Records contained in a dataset
-- Opening Marker --
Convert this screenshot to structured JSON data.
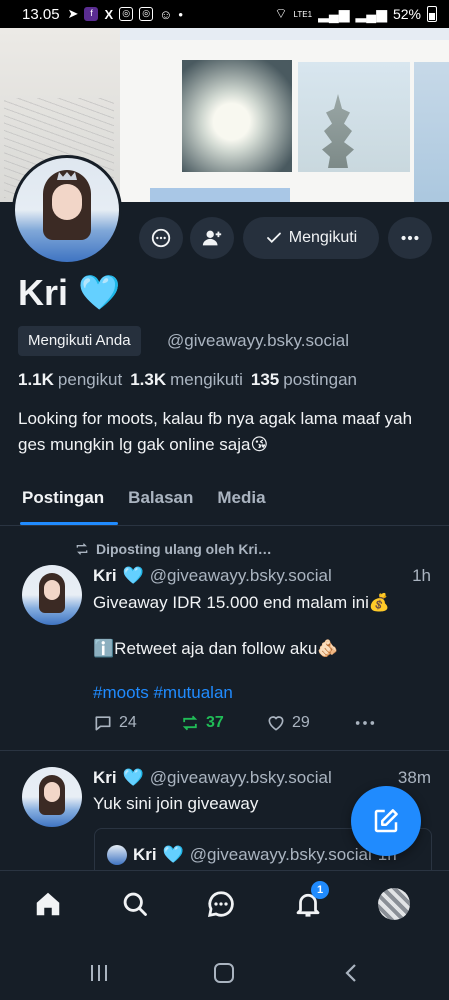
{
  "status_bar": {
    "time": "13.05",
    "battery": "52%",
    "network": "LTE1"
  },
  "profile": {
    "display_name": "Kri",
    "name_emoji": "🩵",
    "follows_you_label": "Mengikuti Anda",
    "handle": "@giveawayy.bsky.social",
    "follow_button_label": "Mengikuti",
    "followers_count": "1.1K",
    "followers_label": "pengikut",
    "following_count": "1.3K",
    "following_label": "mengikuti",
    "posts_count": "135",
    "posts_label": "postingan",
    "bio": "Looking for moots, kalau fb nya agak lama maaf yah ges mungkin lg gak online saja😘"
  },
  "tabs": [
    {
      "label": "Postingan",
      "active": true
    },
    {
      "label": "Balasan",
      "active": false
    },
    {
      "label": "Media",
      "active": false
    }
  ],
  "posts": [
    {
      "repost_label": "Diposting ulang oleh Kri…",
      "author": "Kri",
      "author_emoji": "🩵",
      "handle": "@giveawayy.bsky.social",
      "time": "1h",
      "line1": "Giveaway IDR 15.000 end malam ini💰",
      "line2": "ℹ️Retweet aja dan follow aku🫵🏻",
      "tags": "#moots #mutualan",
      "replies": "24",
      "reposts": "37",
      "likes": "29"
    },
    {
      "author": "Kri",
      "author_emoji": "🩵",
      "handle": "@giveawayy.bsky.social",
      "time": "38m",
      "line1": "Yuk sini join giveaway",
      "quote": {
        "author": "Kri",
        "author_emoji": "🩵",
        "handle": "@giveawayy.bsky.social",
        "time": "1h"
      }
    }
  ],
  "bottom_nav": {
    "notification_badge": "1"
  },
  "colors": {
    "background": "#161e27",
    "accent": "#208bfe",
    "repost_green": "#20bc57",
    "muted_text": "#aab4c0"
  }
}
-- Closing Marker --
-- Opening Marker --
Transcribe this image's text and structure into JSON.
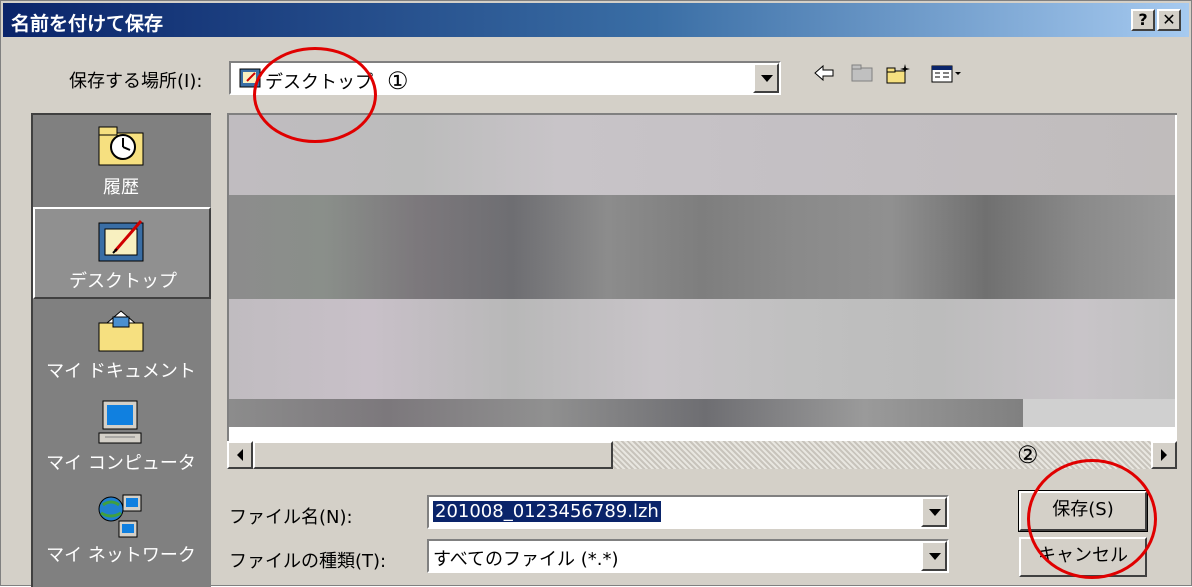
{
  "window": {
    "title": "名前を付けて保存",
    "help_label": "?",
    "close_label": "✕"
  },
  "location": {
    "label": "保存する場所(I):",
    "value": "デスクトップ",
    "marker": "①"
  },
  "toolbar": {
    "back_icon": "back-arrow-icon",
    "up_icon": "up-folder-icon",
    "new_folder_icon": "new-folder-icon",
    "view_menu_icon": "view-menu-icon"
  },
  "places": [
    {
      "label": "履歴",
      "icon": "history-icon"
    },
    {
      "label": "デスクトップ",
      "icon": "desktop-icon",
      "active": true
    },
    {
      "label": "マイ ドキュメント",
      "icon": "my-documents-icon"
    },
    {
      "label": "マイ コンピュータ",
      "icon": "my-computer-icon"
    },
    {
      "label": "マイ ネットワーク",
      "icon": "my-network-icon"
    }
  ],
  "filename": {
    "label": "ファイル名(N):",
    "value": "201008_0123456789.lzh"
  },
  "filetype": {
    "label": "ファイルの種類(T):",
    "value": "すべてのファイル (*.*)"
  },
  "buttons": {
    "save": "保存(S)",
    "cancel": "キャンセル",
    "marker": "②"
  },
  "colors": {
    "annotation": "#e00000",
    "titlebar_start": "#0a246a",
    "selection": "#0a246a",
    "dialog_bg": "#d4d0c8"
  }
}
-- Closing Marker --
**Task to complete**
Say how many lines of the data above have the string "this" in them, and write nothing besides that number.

**Task output**
2